Beginning with Neptune, however, the semi-major axes fall well short of the Titius-Bode Law. Yet the table still shows an interesting pattern, in that the semi-major axes of Pluto and Eris are barely less than one-half the distances predicted by the Titius-Bode Law. Moreover, the aphelion of Eris is almost double that for Pluto.

But a closer inspection of the distances for the last three planets reveals another interesting pattern: Pluto's orbit is very close to where Neptune's orbit ought to be—and Eris's orbit is less than 10 AU short of where Pluto's orbit ought to be.


Technically, Neptune, Pluto, and Eris are in violation of the Titius-Bode Law. Remarkably, however, that law holds for all of the planets (plus the dwarf planet Ceres) inside of Neptune.

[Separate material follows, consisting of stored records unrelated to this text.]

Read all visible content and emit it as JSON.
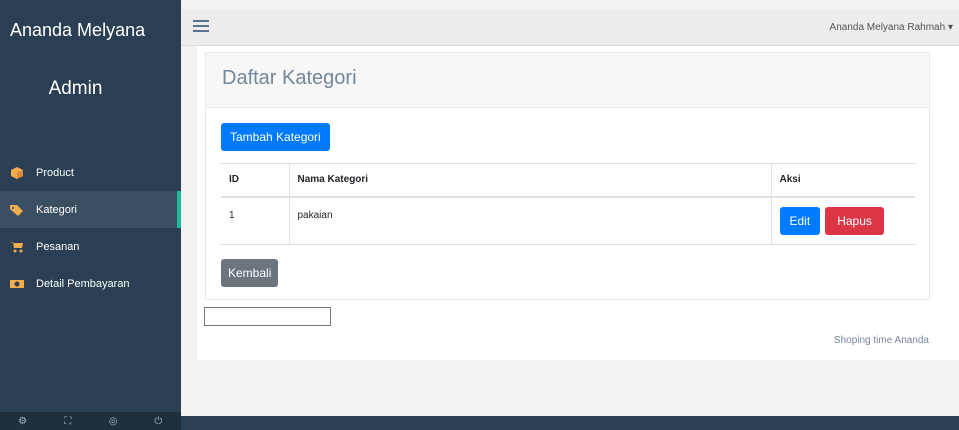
{
  "sidebar": {
    "brand": "Ananda Melyana",
    "role": "Admin",
    "items": [
      {
        "label": "Product",
        "icon": "cube-icon",
        "color": "#f0ad4e"
      },
      {
        "label": "Kategori",
        "icon": "tags-icon",
        "color": "#f0ad4e"
      },
      {
        "label": "Pesanan",
        "icon": "cart-icon",
        "color": "#f0ad4e"
      },
      {
        "label": "Detail Pembayaran",
        "icon": "money-icon",
        "color": "#f0ad4e"
      }
    ],
    "footer_icons": [
      "gear-icon",
      "fullscreen-icon",
      "eye-slash-icon",
      "power-icon"
    ]
  },
  "topnav": {
    "user_name": "Ananda Melyana Rahmah"
  },
  "panel": {
    "title": "Daftar Kategori",
    "add_button": "Tambah Kategori",
    "back_button": "Kembali",
    "table": {
      "headers": [
        "ID",
        "Nama Kategori",
        "Aksi"
      ],
      "rows": [
        {
          "id": "1",
          "nama": "pakaian",
          "edit": "Edit",
          "hapus": "Hapus"
        }
      ]
    }
  },
  "footer": {
    "text": "Shoping time Ananda"
  },
  "colors": {
    "sidebar": "#2a3f54",
    "active_border": "#1abb9c",
    "primary": "#007bff",
    "danger": "#dc3545",
    "secondary": "#6c757d"
  }
}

And in the case of Pluto and Eris, those "violations," such as they are, are remarkably "regular." These are not the numbers of the random assortment of distances that one would expect from the nebula hypothesis of the formation of the sun and its satellites. Rather, these numbers suggest a catastrophic event in the distant past that altered the orbit of Neptune and either (a) also altered the orbits of Pluto and Eris, or else (b) injected those two dwarf planets into orbits that, while violative of the Titius-Bode Law, were nevertheless semi-regular. That the orbits of Pluto and Eris are the most steeply inclined of all the orbits of the satellites of the Sun (except for comets) is further suggestive evidence of catastrophe.


The Titius-Bode Law did not survive mainstream scrutiny, primarily because most astronomers regarded the more-inward position of Neptune as a fatal counterexample to it. But since that event, the scientific community has seen the discoveries, decades apart, of Pluto and Eris. These two dwarf world have vastly inclined and highly eccentric orbits that, nevertheless, have positions that would almost seem to conform to the Titius-Bode Law were Neptune not present. Findings like these cast doubt on the earlier decision to abandon this Law and suggest an alternative explanation: that God in fact set the planets in their orbits according to this Law, but a subsequent cataclysmic event or sequence significantly altered the elegant mathematical pattern of the outer reaches of the solar system.


  1. Tom Van Flandern (1998). "Do Planets Explode?", Dark Matter, Missing Planets and New Comets: Paradoxes Resolved, Origins Illuminated. North Atlantic Books. ISBN 978-15564-32682.